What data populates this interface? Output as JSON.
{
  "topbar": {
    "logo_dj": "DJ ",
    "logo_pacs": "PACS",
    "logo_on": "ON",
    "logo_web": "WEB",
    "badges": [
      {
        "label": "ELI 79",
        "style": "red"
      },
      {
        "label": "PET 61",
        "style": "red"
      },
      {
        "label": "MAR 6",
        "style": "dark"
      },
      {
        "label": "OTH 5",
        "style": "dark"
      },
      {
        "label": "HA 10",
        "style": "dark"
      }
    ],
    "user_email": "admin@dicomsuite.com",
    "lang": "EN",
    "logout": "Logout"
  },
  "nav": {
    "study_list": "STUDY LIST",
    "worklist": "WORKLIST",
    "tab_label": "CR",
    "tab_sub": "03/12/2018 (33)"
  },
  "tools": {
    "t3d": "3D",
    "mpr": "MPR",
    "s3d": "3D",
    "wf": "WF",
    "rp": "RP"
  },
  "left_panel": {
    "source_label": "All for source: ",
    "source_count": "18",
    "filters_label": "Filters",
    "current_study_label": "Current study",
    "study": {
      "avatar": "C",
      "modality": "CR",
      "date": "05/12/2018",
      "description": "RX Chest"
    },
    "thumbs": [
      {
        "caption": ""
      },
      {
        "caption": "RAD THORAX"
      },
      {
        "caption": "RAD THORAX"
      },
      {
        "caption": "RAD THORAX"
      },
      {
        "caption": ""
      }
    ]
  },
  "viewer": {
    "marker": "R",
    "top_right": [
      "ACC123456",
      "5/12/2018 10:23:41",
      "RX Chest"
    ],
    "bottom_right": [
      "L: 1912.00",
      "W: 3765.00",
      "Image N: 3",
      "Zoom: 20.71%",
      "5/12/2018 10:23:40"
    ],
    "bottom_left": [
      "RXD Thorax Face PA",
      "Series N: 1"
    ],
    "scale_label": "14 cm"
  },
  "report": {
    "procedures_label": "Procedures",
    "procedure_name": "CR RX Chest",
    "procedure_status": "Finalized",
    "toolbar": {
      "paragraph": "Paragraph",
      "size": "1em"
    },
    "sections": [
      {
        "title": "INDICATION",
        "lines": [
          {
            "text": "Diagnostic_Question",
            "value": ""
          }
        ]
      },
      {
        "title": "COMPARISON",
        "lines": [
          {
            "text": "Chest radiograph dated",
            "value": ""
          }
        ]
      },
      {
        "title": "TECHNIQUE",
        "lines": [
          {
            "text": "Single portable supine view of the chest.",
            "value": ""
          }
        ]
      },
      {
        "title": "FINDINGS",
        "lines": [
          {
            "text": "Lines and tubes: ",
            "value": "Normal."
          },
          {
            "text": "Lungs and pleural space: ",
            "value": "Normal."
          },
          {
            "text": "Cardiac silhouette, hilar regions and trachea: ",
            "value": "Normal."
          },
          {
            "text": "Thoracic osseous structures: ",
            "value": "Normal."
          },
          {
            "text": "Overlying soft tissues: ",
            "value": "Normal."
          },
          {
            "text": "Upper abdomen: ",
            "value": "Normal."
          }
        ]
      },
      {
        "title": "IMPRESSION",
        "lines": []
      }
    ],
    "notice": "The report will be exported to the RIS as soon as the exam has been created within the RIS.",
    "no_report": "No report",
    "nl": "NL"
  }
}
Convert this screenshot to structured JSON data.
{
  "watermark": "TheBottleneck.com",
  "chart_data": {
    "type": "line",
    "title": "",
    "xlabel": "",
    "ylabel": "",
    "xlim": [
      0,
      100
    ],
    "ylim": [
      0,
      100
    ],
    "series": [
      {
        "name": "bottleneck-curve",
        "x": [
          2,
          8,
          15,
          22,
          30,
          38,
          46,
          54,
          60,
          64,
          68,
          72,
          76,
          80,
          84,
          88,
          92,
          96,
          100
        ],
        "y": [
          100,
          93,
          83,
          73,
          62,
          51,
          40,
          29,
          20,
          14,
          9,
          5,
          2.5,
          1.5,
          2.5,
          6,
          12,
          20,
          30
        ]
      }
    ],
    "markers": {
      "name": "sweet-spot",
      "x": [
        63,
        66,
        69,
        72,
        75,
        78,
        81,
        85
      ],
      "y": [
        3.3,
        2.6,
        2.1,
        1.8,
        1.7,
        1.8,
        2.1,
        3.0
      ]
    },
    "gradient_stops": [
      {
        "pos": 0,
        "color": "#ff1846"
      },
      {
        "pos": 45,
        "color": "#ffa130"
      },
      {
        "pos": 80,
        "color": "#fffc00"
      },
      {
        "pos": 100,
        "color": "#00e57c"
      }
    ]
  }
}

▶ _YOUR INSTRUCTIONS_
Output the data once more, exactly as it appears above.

▶ _EXERCISE ANSWER_
What data populates this interface? Output as JSON.
{
  "topbar": {
    "logo_dj": "DJ ",
    "logo_pacs": "PACS",
    "logo_on": "ON",
    "logo_web": "WEB",
    "badges": [
      {
        "label": "ELI 79",
        "style": "red"
      },
      {
        "label": "PET 61",
        "style": "red"
      },
      {
        "label": "MAR 6",
        "style": "dark"
      },
      {
        "label": "OTH 5",
        "style": "dark"
      },
      {
        "label": "HA 10",
        "style": "dark"
      }
    ],
    "user_email": "admin@dicomsuite.com",
    "lang": "EN",
    "logout": "Logout"
  },
  "nav": {
    "study_list": "STUDY LIST",
    "worklist": "WORKLIST",
    "tab_label": "CR",
    "tab_sub": "03/12/2018 (33)"
  },
  "tools": {
    "t3d": "3D",
    "mpr": "MPR",
    "s3d": "3D",
    "wf": "WF",
    "rp": "RP"
  },
  "left_panel": {
    "source_label": "All for source: ",
    "source_count": "18",
    "filters_label": "Filters",
    "current_study_label": "Current study",
    "study": {
      "avatar": "C",
      "modality": "CR",
      "date": "05/12/2018",
      "description": "RX Chest"
    },
    "thumbs": [
      {
        "caption": ""
      },
      {
        "caption": "RAD THORAX"
      },
      {
        "caption": "RAD THORAX"
      },
      {
        "caption": "RAD THORAX"
      },
      {
        "caption": ""
      }
    ]
  },
  "viewer": {
    "marker": "R",
    "top_right": [
      "ACC123456",
      "5/12/2018 10:23:41",
      "RX Chest"
    ],
    "bottom_right": [
      "L: 1912.00",
      "W: 3765.00",
      "Image N: 3",
      "Zoom: 20.71%",
      "5/12/2018 10:23:40"
    ],
    "bottom_left": [
      "RXD Thorax Face PA",
      "Series N: 1"
    ],
    "scale_label": "14 cm"
  },
  "report": {
    "procedures_label": "Procedures",
    "procedure_name": "CR RX Chest",
    "procedure_status": "Finalized",
    "toolbar": {
      "paragraph": "Paragraph",
      "size": "1em"
    },
    "sections": [
      {
        "title": "INDICATION",
        "lines": [
          {
            "text": "Diagnostic_Question",
            "value": ""
          }
        ]
      },
      {
        "title": "COMPARISON",
        "lines": [
          {
            "text": "Chest radiograph dated",
            "value": ""
          }
        ]
      },
      {
        "title": "TECHNIQUE",
        "lines": [
          {
            "text": "Single portable supine view of the chest.",
            "value": ""
          }
        ]
      },
      {
        "title": "FINDINGS",
        "lines": [
          {
            "text": "Lines and tubes: ",
            "value": "Normal."
          },
          {
            "text": "Lungs and pleural space: ",
            "value": "Normal."
          },
          {
            "text": "Cardiac silhouette, hilar regions and trachea: ",
            "value": "Normal."
          },
          {
            "text": "Thoracic osseous structures: ",
            "value": "Normal."
          },
          {
            "text": "Overlying soft tissues: ",
            "value": "Normal."
          },
          {
            "text": "Upper abdomen: ",
            "value": "Normal."
          }
        ]
      },
      {
        "title": "IMPRESSION",
        "lines": []
      }
    ],
    "notice": "The report will be exported to the RIS as soon as the exam has been created within the RIS.",
    "no_report": "No report",
    "nl": "NL"
  }
}
Convert this screenshot to structured JSON data.
{
  "watermark": "TheBottleneck.com",
  "chart_data": {
    "type": "line",
    "title": "",
    "xlabel": "",
    "ylabel": "",
    "xlim": [
      0,
      100
    ],
    "ylim": [
      0,
      100
    ],
    "series": [
      {
        "name": "bottleneck-curve",
        "x": [
          2,
          8,
          15,
          22,
          30,
          38,
          46,
          54,
          60,
          64,
          68,
          72,
          76,
          80,
          84,
          88,
          92,
          96,
          100
        ],
        "y": [
          100,
          93,
          83,
          73,
          62,
          51,
          40,
          29,
          20,
          14,
          9,
          5,
          2.5,
          1.5,
          2.5,
          6,
          12,
          20,
          30
        ]
      }
    ],
    "markers": {
      "name": "sweet-spot",
      "x": [
        63,
        66,
        69,
        72,
        75,
        78,
        81,
        85
      ],
      "y": [
        3.3,
        2.6,
        2.1,
        1.8,
        1.7,
        1.8,
        2.1,
        3.0
      ]
    },
    "gradient_stops": [
      {
        "pos": 0,
        "color": "#ff1846"
      },
      {
        "pos": 45,
        "color": "#ffa130"
      },
      {
        "pos": 80,
        "color": "#fffc00"
      },
      {
        "pos": 100,
        "color": "#00e57c"
      }
    ]
  }
}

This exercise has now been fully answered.